Yesterday, September 28, would have been my maternal grandmother’s 107th birthday. In reality, she died young, at only 58 years old. But here she is as a baby, looking sweet and innocent and totally oblivious to the difficult childhood she would have.
Norma Tomassoni was only six years old and the oldest of three children when her father, a coal miner, died in a mine cave-in. A few months later, her youngest brother was born. Times must have been tough for her young widowed mother, Mary Bartocci Tomassoni, who hung wallpaper for a living to support her children. Eventually she remarried and had another son. Besides that, I don’t know much about Norma’s childhood.
When I was a kid, we called her Nana. She was a seemingly quiet woman, but she was by no means meek. My grandfather was prone to taking risks and searching for get-rich-quick schemes. Unusually for a woman of her day, she separated out her own money and told him he could take risks only with his half. When he chased a business opportunity she knew would fail, she refused to relocate with him, but was still there with the kids when he learned his lesson and came back home, as she knew he would.
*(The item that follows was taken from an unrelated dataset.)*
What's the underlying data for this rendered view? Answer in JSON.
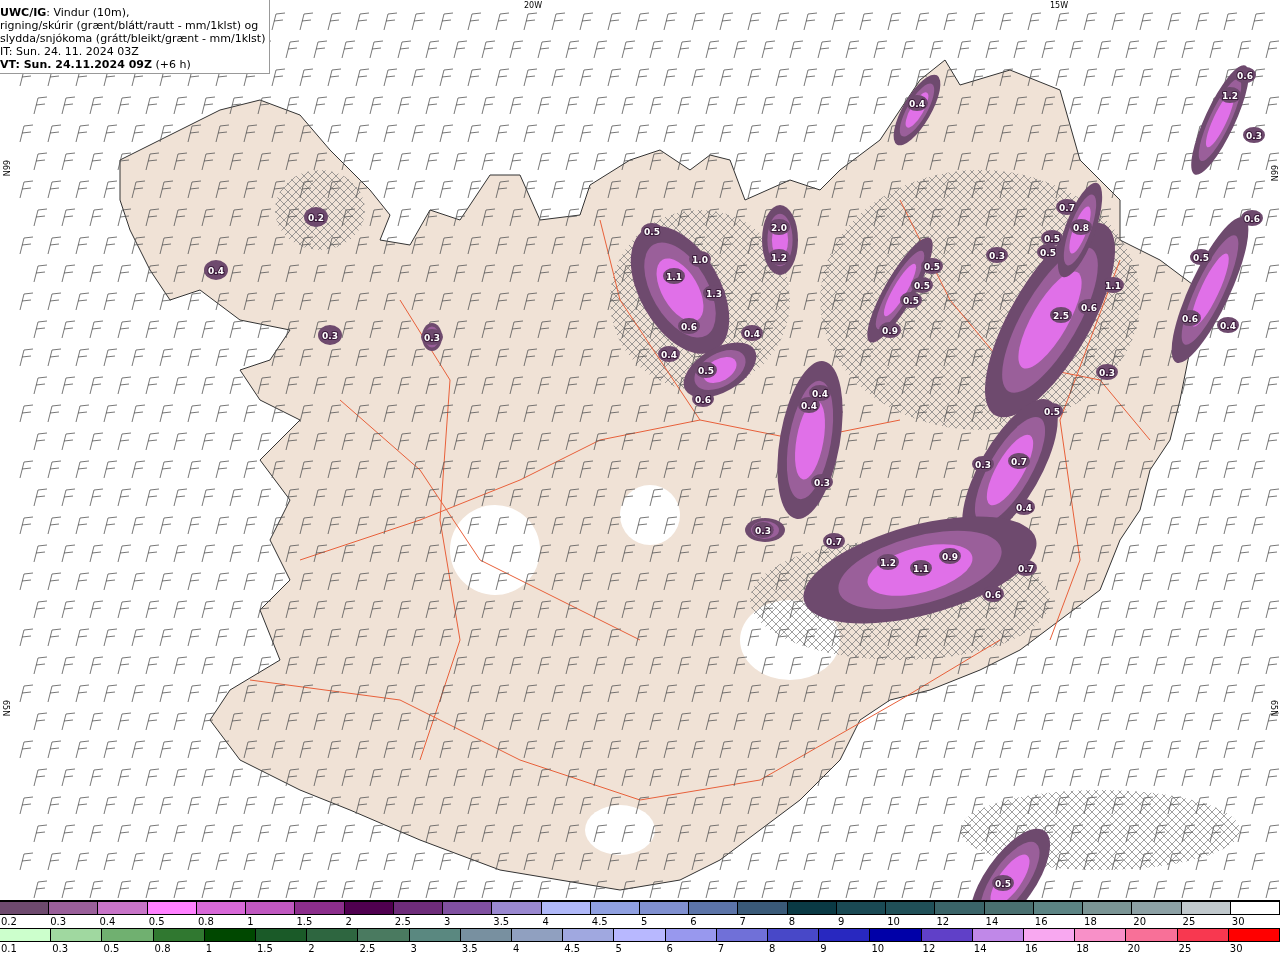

Nana was a wonderful cook and a magical pie baker. I have still never had a lemon meringue pie that came anywhere close to hers. An early riser, I remember her sitting on the back porch drinking black coffee as the sun rose and rabbits hopped around the birch trees in her yard. In fact, when it came to early risers, she was hard core. If my grandfather rose at 4 a.m. to use the bathroom, he would come back to find the bed made up so he couldn’t go back to sleep. And no bed in her house ever went unmade; I have never seen a housekeeper as neurotically neat as Nana — though my sister Karen comes close. Nana was known to vacuum several times a day. No cookie crumb or dust particle dared to fall on her floor. She wasn’t the indulgent grandmother; my other grandmother was the one who let us eat peanut butter crackers for breakfast if we chose. At Nana’s house, it was cereal or oatmeal. But she did keep covered milk-glass candy dishes around the house, and we were invited to take one now and then, as long as we didn’t overdo it.
Nana’s one bad habit was smoking. She smoked camels, unfiltered, all the time. In the end, the cigarettes killed her. She died in 1974, and to this day, she is probably the reason nobody in my family smokes. I wish I’d been able to know her when I was old enough to understand what a special person she was.